4.  Title:  Eugenics in the Springtime by C. Ben Mitchell
Description: Eugenics in the Springtimeby C. Ben Mitchell "Designer babies" will be all the rage this Spring. So, apparently, will be historical amnesia. Historical amnesia is a tragic genetic illness. Sadly, it is affecting increasing numbers of people in our culture. As Santayana has famously said, "those who forget the past are destined to repeat it." Several "designer baby" stories during the last two weeks reinforce Santayana's warning. On 16 February, Britain's first designer baby was born. The British couple hoped to have a child who could supply bone marrow stem cells for the child's ailing sibling. The couple was referred to the Reproductive Genetics Institute in Chicago where they conceived through in vitro fertilization. On 22 February, another British couple was given permission by the Human Fertilisation and Embryo Authority to use IVF to create a child who would be a perfect genetic...

5.  Title:  Human Cloning: What’s at Stake by John F. Kilner and Robert P. George
Description: Human Cloning: What’s at Stakeby John F. Kilner and Robert P. George Amid the current debate over cloning not nearly enough attention is being paid to the children who may be produced through cloning. When attention is paid to the clones themselves, often people ask: Are clones human beings? Are they of the same moral status as the rest of us? Do they have souls? A human individual brought into existence by cloning would be a member of the species homo sapiens. He or she would possess a human genetic structure and a rational nature. There is no reason to suppose that such a person would not possess the same basic dignity and be endowed with the same fundamental rights as everybody else. Yet it is predictable that cloned children—as products of ethically dubious asexual reproduction—will be viewed by some as inferior, much the way that many people once looked down on children born out of...

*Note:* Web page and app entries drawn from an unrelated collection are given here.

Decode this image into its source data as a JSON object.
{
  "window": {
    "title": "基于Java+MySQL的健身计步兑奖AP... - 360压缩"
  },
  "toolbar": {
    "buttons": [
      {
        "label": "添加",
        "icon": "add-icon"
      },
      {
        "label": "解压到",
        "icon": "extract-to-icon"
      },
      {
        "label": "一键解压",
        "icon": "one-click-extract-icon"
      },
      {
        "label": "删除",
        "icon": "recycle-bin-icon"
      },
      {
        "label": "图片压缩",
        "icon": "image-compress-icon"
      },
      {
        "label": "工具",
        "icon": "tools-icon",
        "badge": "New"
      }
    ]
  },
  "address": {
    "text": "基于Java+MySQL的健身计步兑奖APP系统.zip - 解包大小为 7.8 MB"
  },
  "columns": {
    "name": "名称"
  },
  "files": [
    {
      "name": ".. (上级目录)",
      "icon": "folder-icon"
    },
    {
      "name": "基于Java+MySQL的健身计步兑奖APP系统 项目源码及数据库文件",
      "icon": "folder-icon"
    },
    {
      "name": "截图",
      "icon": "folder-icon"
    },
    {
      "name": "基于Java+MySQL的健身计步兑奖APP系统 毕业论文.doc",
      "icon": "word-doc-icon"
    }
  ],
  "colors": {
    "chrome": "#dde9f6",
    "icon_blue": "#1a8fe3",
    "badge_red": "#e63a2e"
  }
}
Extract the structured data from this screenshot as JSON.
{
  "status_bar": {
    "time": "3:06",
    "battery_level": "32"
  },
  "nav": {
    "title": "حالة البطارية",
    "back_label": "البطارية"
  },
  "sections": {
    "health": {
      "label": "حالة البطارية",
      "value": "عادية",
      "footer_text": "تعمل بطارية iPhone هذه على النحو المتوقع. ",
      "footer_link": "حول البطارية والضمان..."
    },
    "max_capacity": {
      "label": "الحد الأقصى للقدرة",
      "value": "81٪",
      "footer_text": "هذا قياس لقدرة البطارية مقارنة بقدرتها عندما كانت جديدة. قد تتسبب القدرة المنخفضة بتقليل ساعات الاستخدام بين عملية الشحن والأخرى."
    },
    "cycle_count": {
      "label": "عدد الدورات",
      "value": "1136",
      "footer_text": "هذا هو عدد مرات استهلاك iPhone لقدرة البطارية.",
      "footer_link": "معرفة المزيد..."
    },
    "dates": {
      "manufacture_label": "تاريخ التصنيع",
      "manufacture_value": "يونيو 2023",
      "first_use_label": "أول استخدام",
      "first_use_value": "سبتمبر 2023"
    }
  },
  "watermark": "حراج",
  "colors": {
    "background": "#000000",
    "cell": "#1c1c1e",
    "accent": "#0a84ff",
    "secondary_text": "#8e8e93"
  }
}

6.  Title:  The New Eugenics by George Neumayr
Description: The New Eugenics   By George Neumayr  EACH YEAR IN AMERICA fewer and fewer disabled infants are born. The reason is eugenic abortion. Doctors and their patients use prenatal technology to screen unborn children for disabilities, then they use that information to abort a high percentage of them. Without much scrutiny or debate, a eugenics designed to weed out the disabled has become commonplace.Not wishing to publicize a practice most doctors prefer to keep secret, the medical community releases only sketchy information on the frequency of eugenic abortion against the disabled. But to the extent that the numbers are known, they indicate that the vast majority of unborn children prenatally diagnosed as disabled are killed. Medical researchers estimate that 80 percent or more of babies now prenatally diagnosed with Down syndrome are aborted. (They estimate that since...

7.  Title:  The Slippery Slope of Biotechnology by Fr. Tadeusz Pacholczyk
Description: The Slippery Slope of Biotechnologyby Fr. Tadeusz Pacholczyk The idea of cloning makes people uncomfortable. At least until quite recently, that is. Most people had been ready to declare: “Cloning to make copies of people is wrong— that’s where I draw the line.” Usually they weren’t aware that cloning can be done for other reasons besides making a live-born baby. Often enough, they couldn’t go much further and explain exactly why they objected to cloning; yet they knew that it really didn’t feel right. Now the feelings are beginning to subside, to nobody’s surprise. Early signs of trouble first appeared when researchers began proposing that there was a distinction to be made between therapeutic and reproductive cloning. They championed the idea that therapeutic cloning, which is done to obtain tissues for transplantation, is morally acceptable and distinct from reproductive cloning,...